I'm wondering about the order of events editors go through when acquiring a picture book manuscript. Do they talk to illustrators before they acquire the text?Very occasionally.
Is identifying possible illustrators part of the acquisitions package they present to the powers that be, or does all of that come after the manuscript is acquired?Sometimes.
What do editors think about as they try to make a good match between the text and pictures?Audience, first. This might be a consideration along the lines of 'this manuscript is going to appeal to baby shower gift-givers, so the art had better be soft and sweet' or 'nobody knows who this author is, so let's get someone with a name to illustrate.'

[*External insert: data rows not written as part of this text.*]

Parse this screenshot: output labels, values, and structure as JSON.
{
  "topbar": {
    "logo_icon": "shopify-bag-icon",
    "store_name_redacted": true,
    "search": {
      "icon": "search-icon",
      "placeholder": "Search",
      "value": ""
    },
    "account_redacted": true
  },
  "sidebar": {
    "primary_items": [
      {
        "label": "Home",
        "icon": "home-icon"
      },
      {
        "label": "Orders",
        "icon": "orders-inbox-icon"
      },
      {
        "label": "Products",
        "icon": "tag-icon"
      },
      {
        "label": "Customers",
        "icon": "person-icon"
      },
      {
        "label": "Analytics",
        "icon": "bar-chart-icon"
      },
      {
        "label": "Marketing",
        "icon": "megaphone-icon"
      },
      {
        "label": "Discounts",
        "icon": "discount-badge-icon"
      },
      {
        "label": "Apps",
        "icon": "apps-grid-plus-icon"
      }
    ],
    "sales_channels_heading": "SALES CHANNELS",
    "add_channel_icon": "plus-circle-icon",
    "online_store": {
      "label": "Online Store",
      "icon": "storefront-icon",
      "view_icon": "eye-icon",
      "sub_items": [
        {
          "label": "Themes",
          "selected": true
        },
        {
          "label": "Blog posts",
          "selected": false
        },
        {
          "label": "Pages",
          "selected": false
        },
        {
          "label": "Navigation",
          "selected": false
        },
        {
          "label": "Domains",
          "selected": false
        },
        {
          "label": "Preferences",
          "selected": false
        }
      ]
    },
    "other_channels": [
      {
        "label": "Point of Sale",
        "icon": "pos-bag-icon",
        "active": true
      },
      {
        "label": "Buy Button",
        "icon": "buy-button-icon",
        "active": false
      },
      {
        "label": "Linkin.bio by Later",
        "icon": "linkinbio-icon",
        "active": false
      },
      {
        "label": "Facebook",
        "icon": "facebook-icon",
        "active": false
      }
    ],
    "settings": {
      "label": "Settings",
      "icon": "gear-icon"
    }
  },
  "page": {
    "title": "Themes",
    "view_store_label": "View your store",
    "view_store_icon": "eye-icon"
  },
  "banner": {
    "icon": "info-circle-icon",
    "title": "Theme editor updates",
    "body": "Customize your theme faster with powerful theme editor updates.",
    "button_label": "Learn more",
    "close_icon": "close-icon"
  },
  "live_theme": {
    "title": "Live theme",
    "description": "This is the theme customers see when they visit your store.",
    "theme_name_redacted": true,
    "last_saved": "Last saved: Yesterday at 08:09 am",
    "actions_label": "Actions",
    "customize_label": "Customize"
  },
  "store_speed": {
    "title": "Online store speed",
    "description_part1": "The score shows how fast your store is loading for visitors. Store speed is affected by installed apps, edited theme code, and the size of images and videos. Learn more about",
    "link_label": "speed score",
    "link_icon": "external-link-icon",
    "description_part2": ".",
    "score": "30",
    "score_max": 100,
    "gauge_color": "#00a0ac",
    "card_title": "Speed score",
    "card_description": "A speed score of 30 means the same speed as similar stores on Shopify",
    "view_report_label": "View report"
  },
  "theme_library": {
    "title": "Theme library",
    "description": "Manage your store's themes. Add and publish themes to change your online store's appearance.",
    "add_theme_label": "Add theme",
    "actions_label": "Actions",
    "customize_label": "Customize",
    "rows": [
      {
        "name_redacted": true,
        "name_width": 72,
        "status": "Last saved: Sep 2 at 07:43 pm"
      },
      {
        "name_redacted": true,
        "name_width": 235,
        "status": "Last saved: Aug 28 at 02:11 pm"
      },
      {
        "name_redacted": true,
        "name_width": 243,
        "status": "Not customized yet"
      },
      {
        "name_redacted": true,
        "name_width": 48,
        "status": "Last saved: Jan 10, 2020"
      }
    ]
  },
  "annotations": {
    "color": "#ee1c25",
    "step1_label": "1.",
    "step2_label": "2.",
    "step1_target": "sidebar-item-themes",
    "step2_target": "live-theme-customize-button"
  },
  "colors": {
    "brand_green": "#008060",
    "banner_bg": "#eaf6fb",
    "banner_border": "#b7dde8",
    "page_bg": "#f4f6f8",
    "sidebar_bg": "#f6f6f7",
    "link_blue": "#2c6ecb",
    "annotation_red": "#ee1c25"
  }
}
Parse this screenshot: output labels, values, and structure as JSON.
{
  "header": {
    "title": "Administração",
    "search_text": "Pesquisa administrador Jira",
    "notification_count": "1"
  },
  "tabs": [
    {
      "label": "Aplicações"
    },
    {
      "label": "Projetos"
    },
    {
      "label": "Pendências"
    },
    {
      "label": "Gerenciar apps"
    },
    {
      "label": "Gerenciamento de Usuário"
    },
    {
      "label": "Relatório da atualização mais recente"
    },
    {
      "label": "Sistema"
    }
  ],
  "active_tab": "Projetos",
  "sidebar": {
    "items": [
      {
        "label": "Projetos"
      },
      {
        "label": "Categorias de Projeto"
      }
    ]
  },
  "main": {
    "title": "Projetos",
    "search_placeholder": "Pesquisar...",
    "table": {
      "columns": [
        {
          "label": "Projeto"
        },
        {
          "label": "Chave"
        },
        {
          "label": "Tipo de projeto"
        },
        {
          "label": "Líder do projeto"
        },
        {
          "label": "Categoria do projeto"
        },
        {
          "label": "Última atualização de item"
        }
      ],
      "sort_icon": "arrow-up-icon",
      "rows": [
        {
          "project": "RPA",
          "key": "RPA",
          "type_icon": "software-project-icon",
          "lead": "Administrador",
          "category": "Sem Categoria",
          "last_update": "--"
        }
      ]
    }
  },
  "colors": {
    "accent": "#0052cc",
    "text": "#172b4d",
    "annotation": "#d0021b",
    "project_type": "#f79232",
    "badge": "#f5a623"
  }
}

Then you think about the stand-out qualities of the manuscript and try to find good visual translations for them. Some texts have a lot of leeway in the way they're interpreted by the artist--they could be a match for a number of different art styles. But a historical topic probably won't be a good match for a very modern artist. A book about watching the incremental changes in nature will support lovely but static art, whereas a book about dance asks for art that is dynamic and has a sense of drama. As many different kinds of manuscripts as there are, there are that many different ways for art to partner text.
Do they consult with the art director?Depends on the editor and the house.
How do they approach illustrators? Do they show them the manuscript and ask for an few sketches before committing?Mostly we just show them the manuscript. We can tell from the artist's online portfolio that they could do a fine job. If we happen not to be sure, we may ask artists for a sample piece, for a small fee.
It seems like an exciting, yet really difficult process to come up with the perfect combination. But maybe that is why you guys are the editors, and why the writer, in general, should just stay out of the way.Without putting too fine a point on it, yeah. If you go to a publishing house that does its design work well, then you're going to people who have more experience than you do in determining what the strongest parts of your manuscript are, how to articulate those qualities, and how to find the artists who will make those qualities stronger still--who will make the book shine.
This is an understanding lacking in the many people who send us manuscripts illustrated by themselves or their close friends or neighbors. Some people in possession of an uncut diamond would take it to a jeweler, and some would take it to the first person they can think of who owns a hammer.
These are people who think that art is no more than the clothes a story wears, and since they happen to have the literary equivalent of a supermodel on their hands, this book will look good in anything, even if the illustration they can manage is the artistic equivalent of a shag carpet muumuu.